== Segment start ==

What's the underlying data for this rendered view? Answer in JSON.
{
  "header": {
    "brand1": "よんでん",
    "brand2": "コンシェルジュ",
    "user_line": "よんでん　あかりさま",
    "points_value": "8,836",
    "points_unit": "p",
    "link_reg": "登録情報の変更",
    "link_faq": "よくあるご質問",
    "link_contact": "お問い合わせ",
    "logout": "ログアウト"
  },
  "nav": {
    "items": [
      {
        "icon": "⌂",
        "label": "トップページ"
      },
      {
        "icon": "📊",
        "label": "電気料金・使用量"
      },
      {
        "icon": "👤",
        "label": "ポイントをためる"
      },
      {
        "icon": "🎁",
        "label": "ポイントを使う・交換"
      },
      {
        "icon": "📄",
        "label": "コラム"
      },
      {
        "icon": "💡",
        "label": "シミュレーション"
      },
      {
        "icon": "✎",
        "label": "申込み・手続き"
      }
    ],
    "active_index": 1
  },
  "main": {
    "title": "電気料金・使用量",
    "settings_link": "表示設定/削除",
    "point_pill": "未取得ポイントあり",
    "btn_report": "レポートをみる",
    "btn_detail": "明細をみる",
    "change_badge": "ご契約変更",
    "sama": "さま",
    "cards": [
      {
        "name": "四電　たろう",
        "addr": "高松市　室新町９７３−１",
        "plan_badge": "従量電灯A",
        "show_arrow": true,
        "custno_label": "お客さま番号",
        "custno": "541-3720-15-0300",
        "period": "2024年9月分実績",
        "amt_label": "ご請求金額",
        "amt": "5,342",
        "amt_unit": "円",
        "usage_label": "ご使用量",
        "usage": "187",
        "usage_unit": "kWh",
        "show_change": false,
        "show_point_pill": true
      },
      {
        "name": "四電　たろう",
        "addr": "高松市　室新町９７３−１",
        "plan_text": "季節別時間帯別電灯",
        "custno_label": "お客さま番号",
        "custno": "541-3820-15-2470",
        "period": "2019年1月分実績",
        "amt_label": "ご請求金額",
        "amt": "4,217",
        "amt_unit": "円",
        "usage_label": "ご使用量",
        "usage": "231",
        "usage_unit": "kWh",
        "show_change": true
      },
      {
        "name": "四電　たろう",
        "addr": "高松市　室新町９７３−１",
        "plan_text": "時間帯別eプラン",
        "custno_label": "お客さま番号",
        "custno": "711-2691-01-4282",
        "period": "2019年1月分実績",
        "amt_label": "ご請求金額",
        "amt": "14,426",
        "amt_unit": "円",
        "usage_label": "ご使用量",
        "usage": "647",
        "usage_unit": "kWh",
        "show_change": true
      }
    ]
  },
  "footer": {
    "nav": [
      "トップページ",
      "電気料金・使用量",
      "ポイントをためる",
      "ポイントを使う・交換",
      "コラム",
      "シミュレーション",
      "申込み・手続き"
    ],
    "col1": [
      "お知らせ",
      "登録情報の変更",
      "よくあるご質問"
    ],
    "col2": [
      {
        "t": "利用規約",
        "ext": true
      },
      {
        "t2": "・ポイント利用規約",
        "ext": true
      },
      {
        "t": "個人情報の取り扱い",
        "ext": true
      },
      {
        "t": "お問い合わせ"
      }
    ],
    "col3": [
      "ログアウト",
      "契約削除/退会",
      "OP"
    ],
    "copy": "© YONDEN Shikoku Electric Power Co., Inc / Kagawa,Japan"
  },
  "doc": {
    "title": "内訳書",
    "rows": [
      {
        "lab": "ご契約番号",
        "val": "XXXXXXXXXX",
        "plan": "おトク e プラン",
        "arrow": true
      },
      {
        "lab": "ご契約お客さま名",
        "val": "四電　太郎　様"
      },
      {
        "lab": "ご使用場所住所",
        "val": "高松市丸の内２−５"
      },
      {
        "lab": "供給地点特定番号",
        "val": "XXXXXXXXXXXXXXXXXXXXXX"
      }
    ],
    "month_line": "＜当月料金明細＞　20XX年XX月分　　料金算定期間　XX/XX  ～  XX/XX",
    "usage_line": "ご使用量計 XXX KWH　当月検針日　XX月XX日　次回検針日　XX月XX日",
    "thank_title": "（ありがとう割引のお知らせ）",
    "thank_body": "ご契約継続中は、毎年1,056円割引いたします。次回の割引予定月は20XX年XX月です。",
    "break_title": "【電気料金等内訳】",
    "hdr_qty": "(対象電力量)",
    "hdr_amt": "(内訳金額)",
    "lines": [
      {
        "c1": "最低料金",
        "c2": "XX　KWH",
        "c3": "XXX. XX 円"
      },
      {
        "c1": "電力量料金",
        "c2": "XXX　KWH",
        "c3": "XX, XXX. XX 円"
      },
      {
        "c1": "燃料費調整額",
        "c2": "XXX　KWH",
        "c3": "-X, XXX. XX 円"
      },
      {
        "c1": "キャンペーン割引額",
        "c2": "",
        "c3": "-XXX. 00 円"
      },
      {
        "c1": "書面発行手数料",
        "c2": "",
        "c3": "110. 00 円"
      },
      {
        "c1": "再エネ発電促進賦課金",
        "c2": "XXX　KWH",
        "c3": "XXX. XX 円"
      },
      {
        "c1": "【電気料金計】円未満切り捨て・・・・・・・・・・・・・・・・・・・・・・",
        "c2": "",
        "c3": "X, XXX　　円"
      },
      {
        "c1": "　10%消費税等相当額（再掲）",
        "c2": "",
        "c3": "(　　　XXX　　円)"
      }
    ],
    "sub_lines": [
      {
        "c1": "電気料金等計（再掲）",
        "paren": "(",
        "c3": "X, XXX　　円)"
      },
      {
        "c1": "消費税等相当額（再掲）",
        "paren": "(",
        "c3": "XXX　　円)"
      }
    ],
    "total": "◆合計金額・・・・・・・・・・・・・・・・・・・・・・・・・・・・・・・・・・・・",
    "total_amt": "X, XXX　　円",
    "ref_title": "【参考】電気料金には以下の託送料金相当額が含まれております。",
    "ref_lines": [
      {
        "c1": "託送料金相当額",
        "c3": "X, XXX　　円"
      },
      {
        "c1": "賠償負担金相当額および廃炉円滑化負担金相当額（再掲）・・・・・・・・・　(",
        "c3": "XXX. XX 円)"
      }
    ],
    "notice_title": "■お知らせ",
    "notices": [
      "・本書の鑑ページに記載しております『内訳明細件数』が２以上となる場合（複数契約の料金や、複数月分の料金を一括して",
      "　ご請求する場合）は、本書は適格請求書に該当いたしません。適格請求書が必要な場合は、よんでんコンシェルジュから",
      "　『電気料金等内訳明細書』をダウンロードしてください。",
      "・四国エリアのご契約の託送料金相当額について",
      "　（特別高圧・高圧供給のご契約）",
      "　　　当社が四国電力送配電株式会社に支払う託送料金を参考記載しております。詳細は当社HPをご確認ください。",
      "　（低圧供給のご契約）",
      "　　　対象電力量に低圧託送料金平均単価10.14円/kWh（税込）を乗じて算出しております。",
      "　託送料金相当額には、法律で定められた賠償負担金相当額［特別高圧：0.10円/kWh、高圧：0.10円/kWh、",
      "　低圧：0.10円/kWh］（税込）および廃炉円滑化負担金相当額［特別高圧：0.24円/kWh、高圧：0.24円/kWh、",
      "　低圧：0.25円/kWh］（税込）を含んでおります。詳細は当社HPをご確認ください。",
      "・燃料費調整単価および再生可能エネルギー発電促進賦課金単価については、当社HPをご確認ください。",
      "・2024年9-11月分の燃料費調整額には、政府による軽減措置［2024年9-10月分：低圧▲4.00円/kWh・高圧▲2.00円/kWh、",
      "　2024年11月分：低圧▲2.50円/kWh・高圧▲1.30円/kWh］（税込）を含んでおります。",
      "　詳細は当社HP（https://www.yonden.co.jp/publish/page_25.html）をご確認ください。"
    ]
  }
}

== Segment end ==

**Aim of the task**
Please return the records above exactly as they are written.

**Answer box**
What's the underlying data for this rendered view? Answer in JSON.
{
  "header": {
    "brand1": "よんでん",
    "brand2": "コンシェルジュ",
    "user_line": "よんでん　あかりさま",
    "points_value": "8,836",
    "points_unit": "p",
    "link_reg": "登録情報の変更",
    "link_faq": "よくあるご質問",
    "link_contact": "お問い合わせ",
    "logout": "ログアウト"
  },
  "nav": {
    "items": [
      {
        "icon": "⌂",
        "label": "トップページ"
      },
      {
        "icon": "📊",
        "label": "電気料金・使用量"
      },
      {
        "icon": "👤",
        "label": "ポイントをためる"
      },
      {
        "icon": "🎁",
        "label": "ポイントを使う・交換"
      },
      {
        "icon": "📄",
        "label": "コラム"
      },
      {
        "icon": "💡",
        "label": "シミュレーション"
      },
      {
        "icon": "✎",
        "label": "申込み・手続き"
      }
    ],
    "active_index": 1
  },
  "main": {
    "title": "電気料金・使用量",
    "settings_link": "表示設定/削除",
    "point_pill": "未取得ポイントあり",
    "btn_report": "レポートをみる",
    "btn_detail": "明細をみる",
    "change_badge": "ご契約変更",
    "sama": "さま",
    "cards": [
      {
        "name": "四電　たろう",
        "addr": "高松市　室新町９７３−１",
        "plan_badge": "従量電灯A",
        "show_arrow": true,
        "custno_label": "お客さま番号",
        "custno": "541-3720-15-0300",
        "period": "2024年9月分実績",
        "amt_label": "ご請求金額",
        "amt": "5,342",
        "amt_unit": "円",
        "usage_label": "ご使用量",
        "usage": "187",
        "usage_unit": "kWh",
        "show_change": false,
        "show_point_pill": true
      },
      {
        "name": "四電　たろう",
        "addr": "高松市　室新町９７３−１",
        "plan_text": "季節別時間帯別電灯",
        "custno_label": "お客さま番号",
        "custno": "541-3820-15-2470",
        "period": "2019年1月分実績",
        "amt_label": "ご請求金額",
        "amt": "4,217",
        "amt_unit": "円",
        "usage_label": "ご使用量",
        "usage": "231",
        "usage_unit": "kWh",
        "show_change": true
      },
      {
        "name": "四電　たろう",
        "addr": "高松市　室新町９７３−１",
        "plan_text": "時間帯別eプラン",
        "custno_label": "お客さま番号",
        "custno": "711-2691-01-4282",
        "period": "2019年1月分実績",
        "amt_label": "ご請求金額",
        "amt": "14,426",
        "amt_unit": "円",
        "usage_label": "ご使用量",
        "usage": "647",
        "usage_unit": "kWh",
        "show_change": true
      }
    ]
  },
  "footer": {
    "nav": [
      "トップページ",
      "電気料金・使用量",
      "ポイントをためる",
      "ポイントを使う・交換",
      "コラム",
      "シミュレーション",
      "申込み・手続き"
    ],
    "col1": [
      "お知らせ",
      "登録情報の変更",
      "よくあるご質問"
    ],
    "col2": [
      {
        "t": "利用規約",
        "ext": true
      },
      {
        "t2": "・ポイント利用規約",
        "ext": true
      },
      {
        "t": "個人情報の取り扱い",
        "ext": true
      },
      {
        "t": "お問い合わせ"
      }
    ],
    "col3": [
      "ログアウト",
      "契約削除/退会",
      "OP"
    ],
    "copy": "© YONDEN Shikoku Electric Power Co., Inc / Kagawa,Japan"
  },
  "doc": {
    "title": "内訳書",
    "rows": [
      {
        "lab": "ご契約番号",
        "val": "XXXXXXXXXX",
        "plan": "おトク e プラン",
        "arrow": true
      },
      {
        "lab": "ご契約お客さま名",
        "val": "四電　太郎　様"
      },
      {
        "lab": "ご使用場所住所",
        "val": "高松市丸の内２−５"
      },
      {
        "lab": "供給地点特定番号",
        "val": "XXXXXXXXXXXXXXXXXXXXXX"
      }
    ],
    "month_line": "＜当月料金明細＞　20XX年XX月分　　料金算定期間　XX/XX  ～  XX/XX",
    "usage_line": "ご使用量計 XXX KWH　当月検針日　XX月XX日　次回検針日　XX月XX日",
    "thank_title": "（ありがとう割引のお知らせ）",
    "thank_body": "ご契約継続中は、毎年1,056円割引いたします。次回の割引予定月は20XX年XX月です。",
    "break_title": "【電気料金等内訳】",
    "hdr_qty": "(対象電力量)",
    "hdr_amt": "(内訳金額)",
    "lines": [
      {
        "c1": "最低料金",
        "c2": "XX　KWH",
        "c3": "XXX. XX 円"
      },
      {
        "c1": "電力量料金",
        "c2": "XXX　KWH",
        "c3": "XX, XXX. XX 円"
      },
      {
        "c1": "燃料費調整額",
        "c2": "XXX　KWH",
        "c3": "-X, XXX. XX 円"
      },
      {
        "c1": "キャンペーン割引額",
        "c2": "",
        "c3": "-XXX. 00 円"
      },
      {
        "c1": "書面発行手数料",
        "c2": "",
        "c3": "110. 00 円"
      },
      {
        "c1": "再エネ発電促進賦課金",
        "c2": "XXX　KWH",
        "c3": "XXX. XX 円"
      },
      {
        "c1": "【電気料金計】円未満切り捨て・・・・・・・・・・・・・・・・・・・・・・",
        "c2": "",
        "c3": "X, XXX　　円"
      },
      {
        "c1": "　10%消費税等相当額（再掲）",
        "c2": "",
        "c3": "(　　　XXX　　円)"
      }
    ],
    "sub_lines": [
      {
        "c1": "電気料金等計（再掲）",
        "paren": "(",
        "c3": "X, XXX　　円)"
      },
      {
        "c1": "消費税等相当額（再掲）",
        "paren": "(",
        "c3": "XXX　　円)"
      }
    ],
    "total": "◆合計金額・・・・・・・・・・・・・・・・・・・・・・・・・・・・・・・・・・・・",
    "total_amt": "X, XXX　　円",
    "ref_title": "【参考】電気料金には以下の託送料金相当額が含まれております。",
    "ref_lines": [
      {
        "c1": "託送料金相当額",
        "c3": "X, XXX　　円"
      },
      {
        "c1": "賠償負担金相当額および廃炉円滑化負担金相当額（再掲）・・・・・・・・・　(",
        "c3": "XXX. XX 円)"
      }
    ],
    "notice_title": "■お知らせ",
    "notices": [
      "・本書の鑑ページに記載しております『内訳明細件数』が２以上となる場合（複数契約の料金や、複数月分の料金を一括して",
      "　ご請求する場合）は、本書は適格請求書に該当いたしません。適格請求書が必要な場合は、よんでんコンシェルジュから",
      "　『電気料金等内訳明細書』をダウンロードしてください。",
      "・四国エリアのご契約の託送料金相当額について",
      "　（特別高圧・高圧供給のご契約）",
      "　　　当社が四国電力送配電株式会社に支払う託送料金を参考記載しております。詳細は当社HPをご確認ください。",
      "　（低圧供給のご契約）",
      "　　　対象電力量に低圧託送料金平均単価10.14円/kWh（税込）を乗じて算出しております。",
      "　託送料金相当額には、法律で定められた賠償負担金相当額［特別高圧：0.10円/kWh、高圧：0.10円/kWh、",
      "　低圧：0.10円/kWh］（税込）および廃炉円滑化負担金相当額［特別高圧：0.24円/kWh、高圧：0.24円/kWh、",
      "　低圧：0.25円/kWh］（税込）を含んでおります。詳細は当社HPをご確認ください。",
      "・燃料費調整単価および再生可能エネルギー発電促進賦課金単価については、当社HPをご確認ください。",
      "・2024年9-11月分の燃料費調整額には、政府による軽減措置［2024年9-10月分：低圧▲4.00円/kWh・高圧▲2.00円/kWh、",
      "　2024年11月分：低圧▲2.50円/kWh・高圧▲1.30円/kWh］（税込）を含んでおります。",
      "　詳細は当社HP（https://www.yonden.co.jp/publish/page_25.html）をご確認ください。"
    ]
  }
}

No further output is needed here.